Under Drake's Flag: A Tale Of The Spanish Main
An exciting tale set on the high seas, in a period ruled by exploration, with the ever-present dangers of nature and the weather, together with pirates of the famed Spanish Main.
|The Boy Knight
|The Lion of the North A tale of the times of Gustavus Adolphus
|No Surrender! A Tale of the Rising in La Vendee
|A Final Reckoning A Tale of Bush Life in Australia
Bonnie Prince Charlie: a Tale of Fontenoy and Culloden
This is a tale of the son of a Scottish officer, who gets arrested for helping a Jacobite agent. Set during the Jacobite rebellion in Scotland in 1755, the boy escapes and makes it to France and shares some adventures with Prince Charlie.
|Both Sides the Border A Tale of Hotspur and Glendower
|By Conduct and Courage A Story of the Days of Nelson
|Won By the Sword : a tale of the Thirty Years' War
|At Aboukir and Acre A Story of Napoleon's Invasion of Egypt
Colonel Thorndyke's Secret
Intrigue, murder, highwaymen... A British soldier serving in India has stolen a diamond bracelet from a Hindu idol. The bracelet comes into the possession of Colonel Thorndyke, who is subsequently sent home to England, where he dies of wounds received and bequeaths the bracelet to his relatives, having told his brother about it, but not its location. Meanwhile, the theft has caused a stir in India, and the Hindu faithful regard it as their religious duty to reclaim the jewel at any cost. Also published under the title: "The Brahmin's Treasure".

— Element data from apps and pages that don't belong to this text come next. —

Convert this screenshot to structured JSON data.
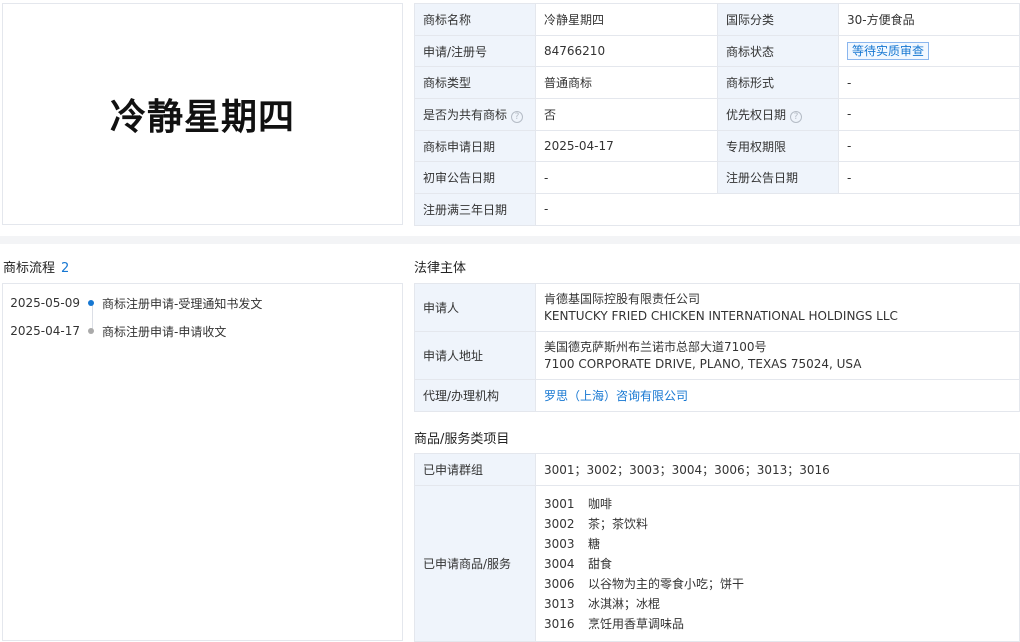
{
  "trademark_image_text": "冷静星期四",
  "info": {
    "name_label": "商标名称",
    "name_value": "冷静星期四",
    "class_label": "国际分类",
    "class_value": "30-方便食品",
    "reg_no_label": "申请/注册号",
    "reg_no_value": "84766210",
    "status_label": "商标状态",
    "status_value": "等待实质审查",
    "type_label": "商标类型",
    "type_value": "普通商标",
    "form_label": "商标形式",
    "form_value": "-",
    "shared_label": "是否为共有商标",
    "shared_value": "否",
    "priority_label": "优先权日期",
    "priority_value": "-",
    "apply_date_label": "商标申请日期",
    "apply_date_value": "2025-04-17",
    "exclusive_label": "专用权期限",
    "exclusive_value": "-",
    "prelim_label": "初审公告日期",
    "prelim_value": "-",
    "reg_announce_label": "注册公告日期",
    "reg_announce_value": "-",
    "three_year_label": "注册满三年日期",
    "three_year_value": "-"
  },
  "flow": {
    "title": "商标流程",
    "count": "2",
    "events": [
      {
        "date": "2025-05-09",
        "text": "商标注册申请-受理通知书发文"
      },
      {
        "date": "2025-04-17",
        "text": "商标注册申请-申请收文"
      }
    ]
  },
  "legal": {
    "title": "法律主体",
    "applicant_label": "申请人",
    "applicant_cn": "肯德基国际控股有限责任公司",
    "applicant_en": "KENTUCKY FRIED CHICKEN INTERNATIONAL HOLDINGS LLC",
    "address_label": "申请人地址",
    "address_cn": "美国德克萨斯州布兰诺市总部大道7100号",
    "address_en": "7100 CORPORATE DRIVE, PLANO, TEXAS 75024, USA",
    "agent_label": "代理/办理机构",
    "agent_value": "罗思（上海）咨询有限公司"
  },
  "goods": {
    "title": "商品/服务类项目",
    "groups_label": "已申请群组",
    "groups_value": "3001；3002；3003；3004；3006；3013；3016",
    "items_label": "已申请商品/服务",
    "items": [
      {
        "code": "3001",
        "name": "咖啡"
      },
      {
        "code": "3002",
        "name": "茶；茶饮料"
      },
      {
        "code": "3003",
        "name": "糖"
      },
      {
        "code": "3004",
        "name": "甜食"
      },
      {
        "code": "3006",
        "name": "以谷物为主的零食小吃；饼干"
      },
      {
        "code": "3013",
        "name": "冰淇淋；冰棍"
      },
      {
        "code": "3016",
        "name": "烹饪用香草调味品"
      }
    ]
  },
  "colors": {
    "accent": "#1677d2",
    "label_bg": "#eff4fb",
    "border": "#e4e7ed"
  },
  "icons": {
    "help": "question-circle-icon",
    "timeline_dot": "dot-icon"
  }
}
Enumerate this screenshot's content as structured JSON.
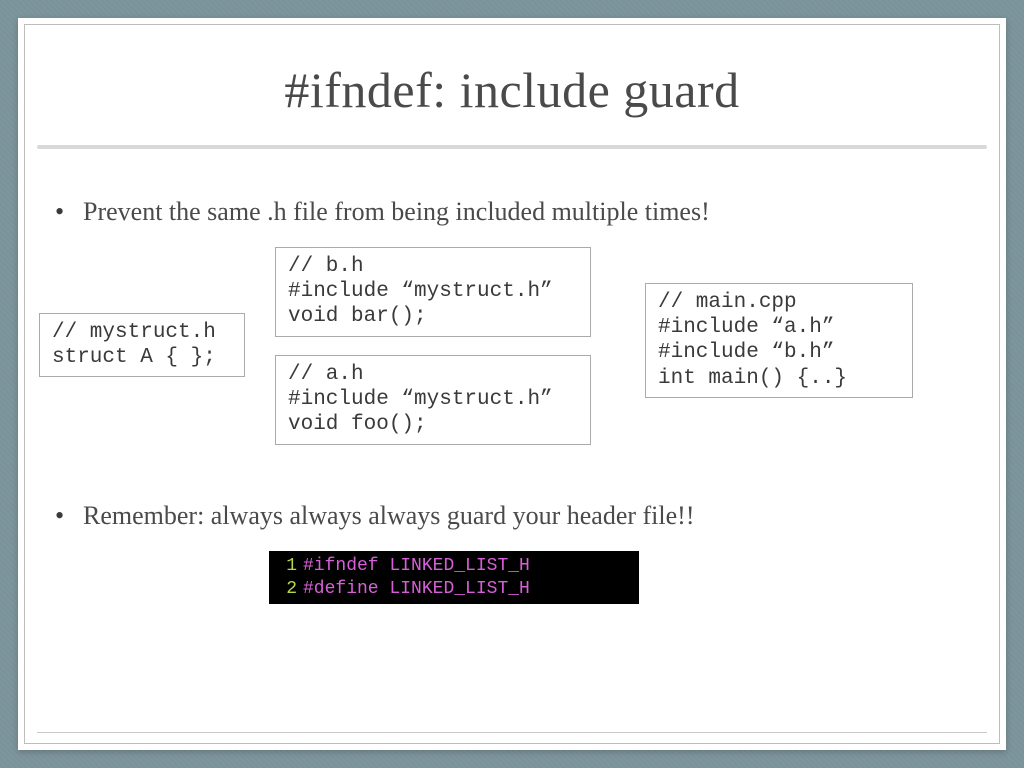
{
  "title": "#ifndef: include guard",
  "bullets": {
    "b1": "Prevent the same .h file from being included multiple times!",
    "b2": "Remember: always always always guard your header file!!"
  },
  "code": {
    "mystruct": "// mystruct.h\nstruct A { };",
    "bh": "// b.h\n#include “mystruct.h”\nvoid bar();",
    "ah": "// a.h\n#include “mystruct.h”\nvoid foo();",
    "main": "// main.cpp\n#include “a.h”\n#include “b.h”\nint main() {..}"
  },
  "terminal": {
    "l1": {
      "num": "1",
      "kw": "#ifndef",
      "id": "LINKED_LIST_H"
    },
    "l2": {
      "num": "2",
      "kw": "#define",
      "id": "LINKED_LIST_H"
    }
  }
}
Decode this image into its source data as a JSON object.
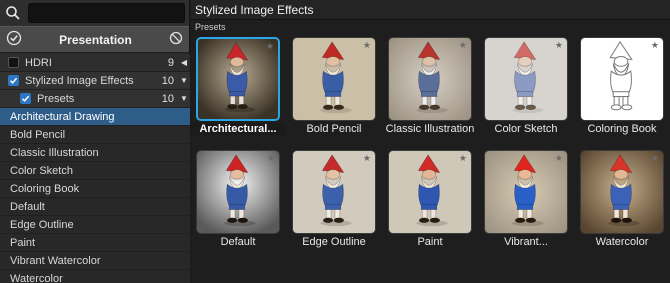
{
  "sidebar": {
    "presentation_label": "Presentation",
    "rows": [
      {
        "label": "HDRI",
        "count": "9",
        "arrow": "◀",
        "checked": false
      },
      {
        "label": "Stylized Image Effects",
        "count": "10",
        "arrow": "▼",
        "checked": true
      },
      {
        "label": "Presets",
        "count": "10",
        "arrow": "▼",
        "checked": true
      }
    ],
    "presets": [
      "Architectural Drawing",
      "Bold Pencil",
      "Classic Illustration",
      "Color Sketch",
      "Coloring Book",
      "Default",
      "Edge Outline",
      "Paint",
      "Vibrant Watercolor",
      "Watercolor"
    ]
  },
  "main": {
    "title": "Stylized Image Effects",
    "section_label": "Presets",
    "thumbnails": [
      {
        "caption": "Architectural...",
        "bg": "#5a5040",
        "style": "dark"
      },
      {
        "caption": "Bold Pencil",
        "bg": "#cbbfa8",
        "style": "pencil"
      },
      {
        "caption": "Classic Illustration",
        "bg": "#d6cfc4",
        "style": "illus"
      },
      {
        "caption": "Color Sketch",
        "bg": "#d7d4cf",
        "style": "sketch"
      },
      {
        "caption": "Coloring Book",
        "bg": "#ffffff",
        "style": "book"
      },
      {
        "caption": "Default",
        "bg": "#b0b0b0",
        "style": "default"
      },
      {
        "caption": "Edge Outline",
        "bg": "#d2cbbd",
        "style": "edge"
      },
      {
        "caption": "Paint",
        "bg": "#cfc7b8",
        "style": "paint"
      },
      {
        "caption": "Vibrant...",
        "bg": "#d8ccb4",
        "style": "vibrant"
      },
      {
        "caption": "Watercolor",
        "bg": "#8a7458",
        "style": "water"
      }
    ]
  },
  "icons": {
    "search": "search-icon",
    "check_circle": "check-circle-icon",
    "no": "prohibit-icon",
    "star": "star-icon",
    "check": "check-icon"
  },
  "colors": {
    "accent": "#2aa7e6",
    "selected_row": "#2f5d8a",
    "checkbox": "#2c78c6"
  }
}
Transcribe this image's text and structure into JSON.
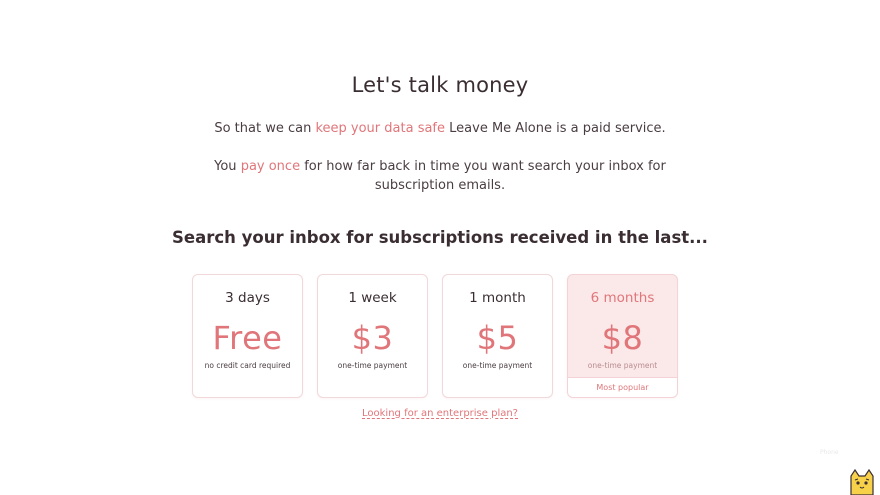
{
  "heading": "Let's talk money",
  "intro": {
    "line1_before": "So that we can ",
    "line1_link": "keep your data safe",
    "line1_after": " Leave Me Alone is a paid service.",
    "line2_before": "You ",
    "line2_link": "pay once",
    "line2_after": " for how far back in time you want search your inbox for",
    "line3": "subscription emails."
  },
  "subtitle": "Search your inbox for subscriptions received in the last...",
  "plans": [
    {
      "period": "3 days",
      "price": "Free",
      "note": "no credit card required"
    },
    {
      "period": "1 week",
      "price": "$3",
      "note": "one-time payment"
    },
    {
      "period": "1 month",
      "price": "$5",
      "note": "one-time payment"
    },
    {
      "period": "6 months",
      "price": "$8",
      "note": "one-time payment",
      "badge": "Most popular",
      "selected": true
    }
  ],
  "enterprise_link": "Looking for an enterprise plan?",
  "faint_text": "Phone",
  "chat_icon": "cat-mascot-icon",
  "colors": {
    "accent": "#e0767a",
    "selected_bg": "#fbe8e9",
    "card_border": "#f1d8da"
  }
}
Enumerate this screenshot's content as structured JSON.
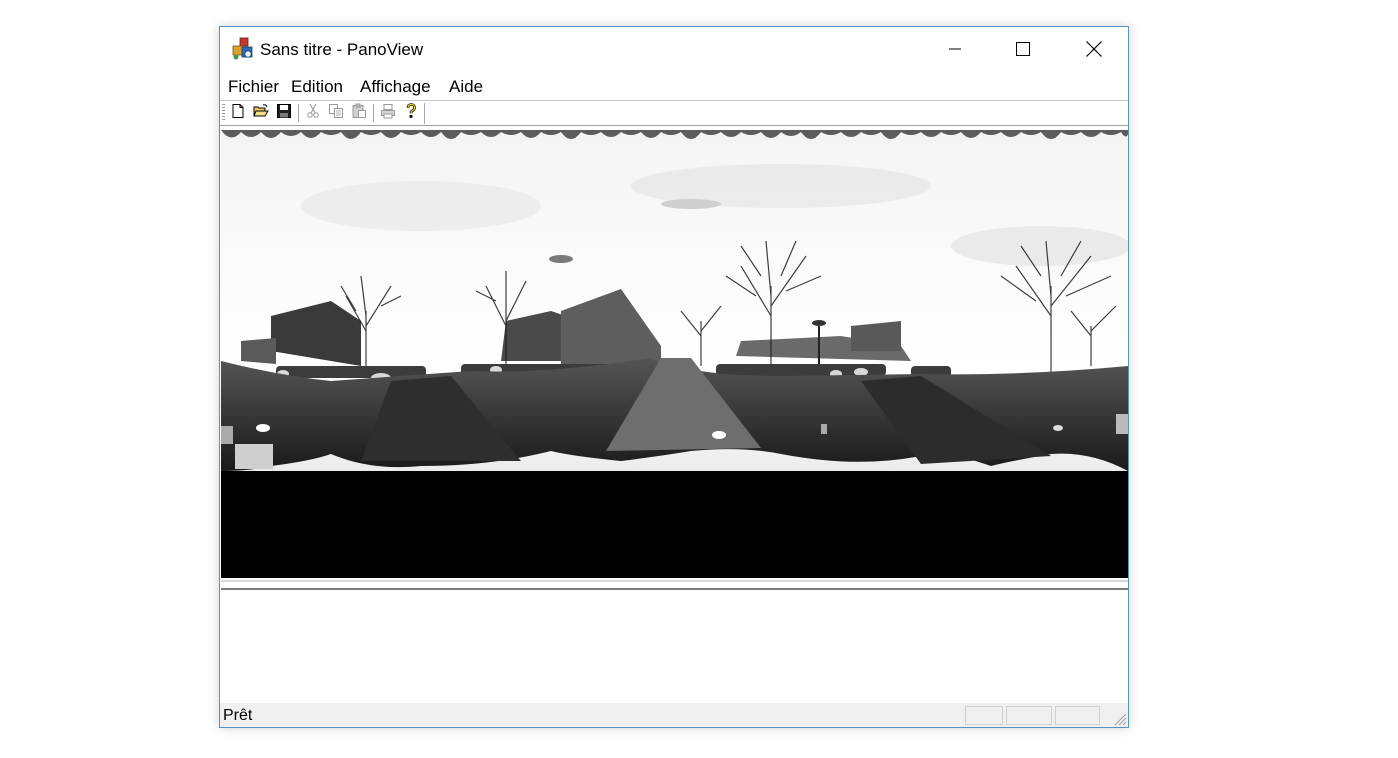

|The Cornet of Horse A Tale of Marlborough's Wars
|With Lee in Virginia A Story of the American Civil War
|Condemned as a Nihilist A Story of Escape from Siberia
|The Bravest of the Brave — or, with Peterborough in Spain
|By Sheer Pluck, a Tale of the Ashanti War
|Through Three Campaigns A Story of Chitral, Tirah and Ashanti